“In gold-gold collisions, there are initial state effects and final state effects but they are entangled,” said Morrison. “In deuteron-gold, there are still initial and final state effects, but you would expect initial state effects to be more important than final state ones in the smaller system—because even if you are making tiny drops of quark-gluon plasma, the bulk of the nucleus still exists in its initial state. These deuteron-gold collisions are therefore still valid control experiments for comparison with gold-gold.” Comparing proton-lead collisions at the LHC with RHIC’s existing deuteron-gold collisions—as well as possible future deuteron-gold, proton-gold, and helium-gold collisions—may provide an extra handle that highlights RHIC’s unique versatility.

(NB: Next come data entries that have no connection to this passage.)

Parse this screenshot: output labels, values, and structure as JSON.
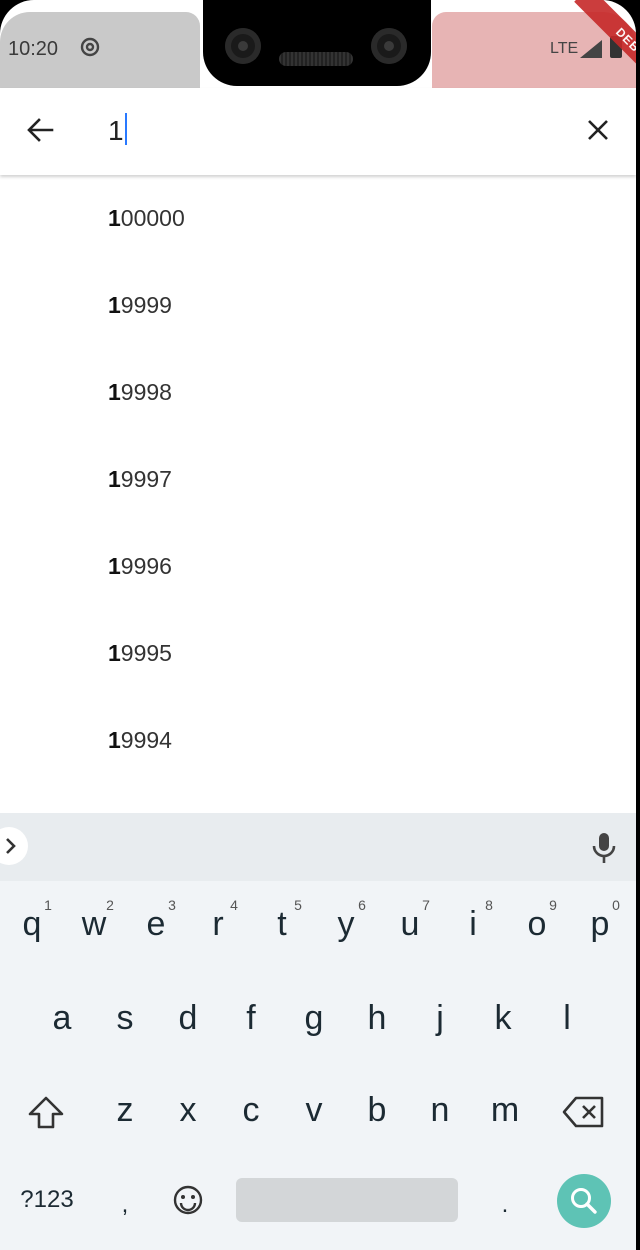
{
  "status_bar": {
    "time": "10:20",
    "network": "LTE",
    "debug_banner": "DEBUG"
  },
  "search": {
    "query": "1"
  },
  "results": [
    {
      "match": "1",
      "rest": "00000"
    },
    {
      "match": "1",
      "rest": "9999"
    },
    {
      "match": "1",
      "rest": "9998"
    },
    {
      "match": "1",
      "rest": "9997"
    },
    {
      "match": "1",
      "rest": "9996"
    },
    {
      "match": "1",
      "rest": "9995"
    },
    {
      "match": "1",
      "rest": "9994"
    }
  ],
  "keyboard": {
    "row1": [
      "q",
      "w",
      "e",
      "r",
      "t",
      "y",
      "u",
      "i",
      "o",
      "p"
    ],
    "row1_numbers": [
      "1",
      "2",
      "3",
      "4",
      "5",
      "6",
      "7",
      "8",
      "9",
      "0"
    ],
    "row2": [
      "a",
      "s",
      "d",
      "f",
      "g",
      "h",
      "j",
      "k",
      "l"
    ],
    "row3": [
      "z",
      "x",
      "c",
      "v",
      "b",
      "n",
      "m"
    ],
    "symbols_label": "?123",
    "comma": ",",
    "period": "."
  }
}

Another way to disentangle the roles played by conditions before and after the collisions would be to probe the light-speed nuclei with extreme precision using a beam of accelerated electrons. Brookhaven Lab has a vision for transforming RHIC into a machine with that capability—known as an electron ion collider—by adding an electron accelerator ring to the existing RHIC infrastructure sometime in the 2020s. The new facility would be called eRHIC.
“Using electrons and small nuclei such as protons, deuterons, and helium to probe the larger, heavy nuclei are complementary ways to get a complete picture of what’s going on inside the nucleus,” said Nagle. That glimpse of the inner workings of atomic nuclei will help scientists better understand the quark gluon plasma—and possibly how that primordial soup ultimately gave rise to the bulk of visible matter in today’s world.
2013-4469 | INT/EXT | Media & Communications Office